Disabled tenants in housing benefit cuts appeal
Five disabled tenants are asking the Court of Appeal to exempt them from housing benefit cuts affecting social sector residents with spare bedrooms.
They lost their High Court challenge to the government's changes - dubbed a "bedroom tax" by critics - last July.
Lawyers for the group say the regulations applying in England, Wales and Scotland fail to reflect the needs for accommodation of disabled people.
Judges had ruled the cuts were not unlawfully discriminatory.
Since April last year, people deemed to have one spare bedroom have had their housing benefit reduced by 14% while those with two or more spare bedrooms have seen reductions of 25%.
The group includes wheelchair user Richard Rourke, 46, from Bakestone Moor, Derbyshire, who says he needs an additional bedroom to store mobility equipment.
Among the others involved in the case is Charlotte Carmichael, from Southport, Merseyside, who says her spina bifida means she is unable to share a bedroom with her husband, who is also her full-time carer.
Opening the appeal, Martin Westgate QC maintained judges had failed to scrutinise the government regulations properly.
He said: "If the High Court had applied the correct approach it would have been bound to have found the discrimination in these cases was disproportionate and imposed an excessive and unfair burden on a vulnerable class of tenants."
Mr Westgate argued a scheme of discretionary payments worth £190m overall provided by the government to help those affected was not appropriate to replace "what would otherwise be a long-term benefit to which someone qualifies as of right".
A Department for Work and Pensions spokeswoman said: "We remain confident that we have fulfilled our equality duties to disabled people with the policy.
"Reform of housing benefit in the social sector is essential, so the taxpayer does not pay for people's extra bedrooms."
The tenants are being represented by law firms Leigh Day and Public Law Solicitors and also have the backing of the Equality and Human Rights Commission.

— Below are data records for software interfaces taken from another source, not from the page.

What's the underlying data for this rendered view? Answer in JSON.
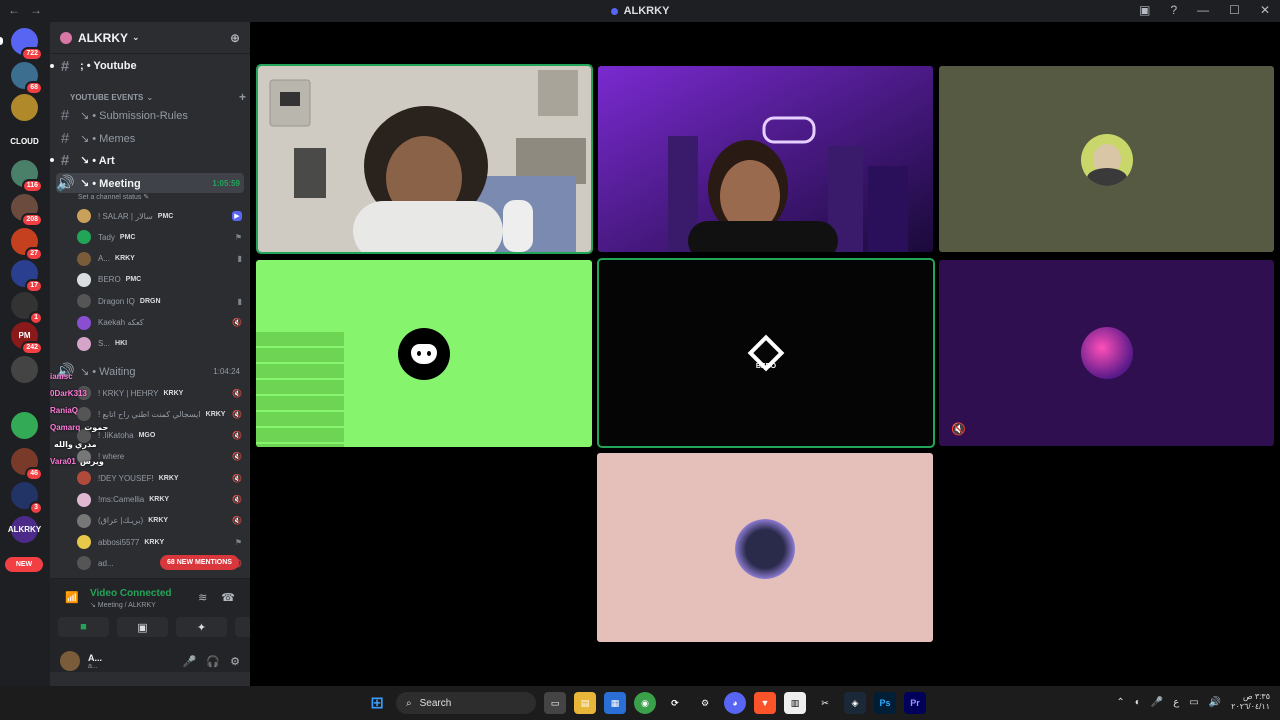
{
  "window": {
    "title": "ALKRKY",
    "nav_back": "←",
    "nav_fwd": "→",
    "inbox_icon": "▣",
    "help_icon": "?",
    "minimize": "—",
    "maximize": "☐",
    "close": "✕"
  },
  "guilds": [
    {
      "label": "",
      "badge": "722",
      "color": "#5865f2"
    },
    {
      "label": "",
      "badge": "68",
      "color": "#3b6e8f"
    },
    {
      "label": "",
      "badge": "",
      "color": "#b08a2a"
    },
    {
      "label": "CLOUD",
      "badge": "",
      "color": "transparent"
    },
    {
      "label": "",
      "badge": "116",
      "color": "#4a7f6a"
    },
    {
      "label": "",
      "badge": "208",
      "color": "#6b4b3e"
    },
    {
      "label": "",
      "badge": "27",
      "color": "#c4401f"
    },
    {
      "label": "",
      "badge": "17",
      "color": "#2a3f8f"
    },
    {
      "label": "",
      "badge": "1",
      "color": "#333"
    },
    {
      "label": "PM",
      "badge": "242",
      "color": "#8a1a1a"
    },
    {
      "label": "",
      "badge": "",
      "color": "#444"
    },
    {
      "label": "",
      "badge": "",
      "color": "#3a5"
    },
    {
      "label": "",
      "badge": "46",
      "color": "#7a3a2a"
    },
    {
      "label": "",
      "badge": "3",
      "color": "#223366"
    },
    {
      "label": "ALKRKY",
      "badge": "",
      "color": "#4b2a8a"
    }
  ],
  "guild_new_label": "NEW",
  "server": {
    "name": "ALKRKY"
  },
  "channels": {
    "youtube": "; • Youtube",
    "category_events": "YOUTUBE EVENTS",
    "submission_rules": "↘ • Submission-Rules",
    "memes": "↘ • Memes",
    "art": "↘ • Art",
    "meeting": "↘ • Meeting",
    "meeting_timer": "1:05:59",
    "meeting_status": "Set a channel status",
    "waiting": "↘ • Waiting",
    "waiting_timer": "1:04:24"
  },
  "voice_users": [
    {
      "name": "! SALAR | سالار",
      "tag": "PMC",
      "color": "#c9a15a"
    },
    {
      "name": "Tady",
      "tag": "PMC",
      "color": "#23a559"
    },
    {
      "name": "A...",
      "tag": "KRKY",
      "color": "#7a5c3a"
    },
    {
      "name": "BERO",
      "tag": "PMC",
      "color": "#dbdee1"
    },
    {
      "name": "Dragon IQ",
      "tag": "DRGN",
      "color": "#555"
    },
    {
      "name": "Kaekah كعكه",
      "tag": "",
      "color": "#8a4fd1"
    },
    {
      "name": "S...",
      "tag": "HKI",
      "color": "#d6a3c9"
    }
  ],
  "waiting_users": [
    {
      "name": "! KRKY | HEHRY",
      "tag": "KRKY",
      "color": "#555"
    },
    {
      "name": "! ايسجالي كمنت اطني راح اتابع",
      "tag": "KRKY",
      "color": "#555"
    },
    {
      "name": "! .liKatoha",
      "tag": "MGO",
      "color": "#555"
    },
    {
      "name": "! where",
      "tag": "",
      "color": "#777"
    },
    {
      "name": "!DEY YOUSEF!",
      "tag": "KRKY",
      "color": "#b04a3a"
    },
    {
      "name": "!ms:Camellia",
      "tag": "KRKY",
      "color": "#e0b7d0"
    },
    {
      "name": "(بريـك| عراق)",
      "tag": "KRKY",
      "color": "#777"
    },
    {
      "name": "abbosi5577",
      "tag": "KRKY",
      "color": "#e6c84a"
    },
    {
      "name": "ad...",
      "tag": "",
      "color": "#555"
    }
  ],
  "mentions_label": "68 NEW MENTIONS",
  "chat_overlay": [
    {
      "name": "iamsc",
      "text": ""
    },
    {
      "name": "0DarK313",
      "text": ""
    },
    {
      "name": "RaniaQ",
      "text": ""
    },
    {
      "name": "Qamarq",
      "text": "حموت"
    },
    {
      "name": "",
      "text": "مدري والله"
    },
    {
      "name": "Vara01",
      "text": "ويرس"
    }
  ],
  "voice_panel": {
    "title": "Video Connected",
    "subtitle": "↘ Meeting / ALKRKY",
    "user_name": "A...",
    "user_status": "a..."
  },
  "video_tiles": [
    {
      "id": "salar",
      "label": "",
      "bg": "#c9c4bd"
    },
    {
      "id": "tady",
      "label": "",
      "bg": "#4b1a7a"
    },
    {
      "id": "a",
      "label": "",
      "bg": "#565a43"
    },
    {
      "id": "green",
      "label": "",
      "bg": "#86f46c"
    },
    {
      "id": "bero",
      "label": "BERO",
      "bg": "#050505"
    },
    {
      "id": "kaekah",
      "label": "",
      "bg": "#2f0f4f"
    },
    {
      "id": "sakura",
      "label": "",
      "bg": "#e5c0ba"
    }
  ],
  "taskbar": {
    "search": "Search",
    "clock_time": "٣:٣٥ ص",
    "clock_date": "٢٠٢٦/٠٤/١١",
    "lang": "ع"
  },
  "colors": {
    "accent": "#5865f2",
    "speaking": "#23a559",
    "danger": "#f23f43"
  }
}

The challenge originally concerned 10 families but five cases involving disabled children are no longer being pursued because they have since become subject to an exemption from the benefit changes.